Some critics argue this philanthropy allows wealthy tech founders to direct social change based on their own priorities, bypassing democratic processes. But supporters say they are making vital investments in progress that slow governments fail to address.

Inclusion and Diversity

Silicon Valley firms now recognize the need to improve workplace inclusion and diversity. Tech employees are still predominantly white and Asian men. Most firms now try to increase workforce representation of women, underrepresented minorities, and people of diverse backgrounds.

Efforts include reforming hiring and promotion processes, setting diversity goals, running inclusion training workshops, and broadening internship/scholarship reach to students from disadvantaged communities. But critics say major workforce disparities remain.

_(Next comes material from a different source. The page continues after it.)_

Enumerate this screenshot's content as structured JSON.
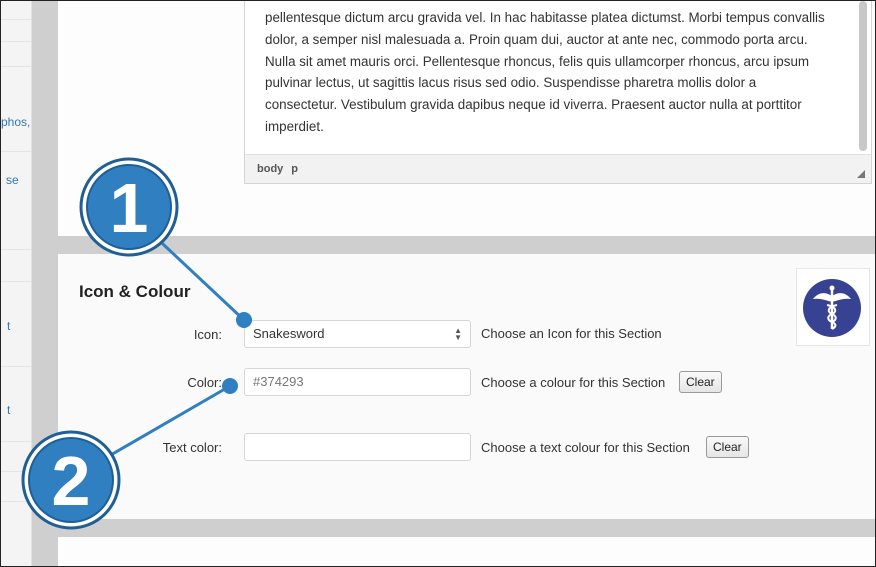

Looking Ahead

Silicon Valley has transitioned from a scrappy startup ecosystem to an entrenched industrial complex dominating the technology landscape. But innovations like artificial intelligence, autonomous vehicles, virtual reality, renewable energy and synthetic biology promise to further expand the industry’s influence.

As today’s tech giants continue acquiring startups and expanding into new sectors, concerns will grow over centralization of digital power and accountability. It remains to be seen how dominant Silicon Valley founders, investors and executives choose to wield their immense resources and platform privileges.

With growing public scrutiny and employee activism, the Valley giants may adopt ethical guardrails and practices more conscious of social impacts. But their business models still thrive on capturing data and attention, creating inherent tensions. The coming decades will test whether Silicon Valley can transform itself into a more conscientious steward of the digital world it helped create.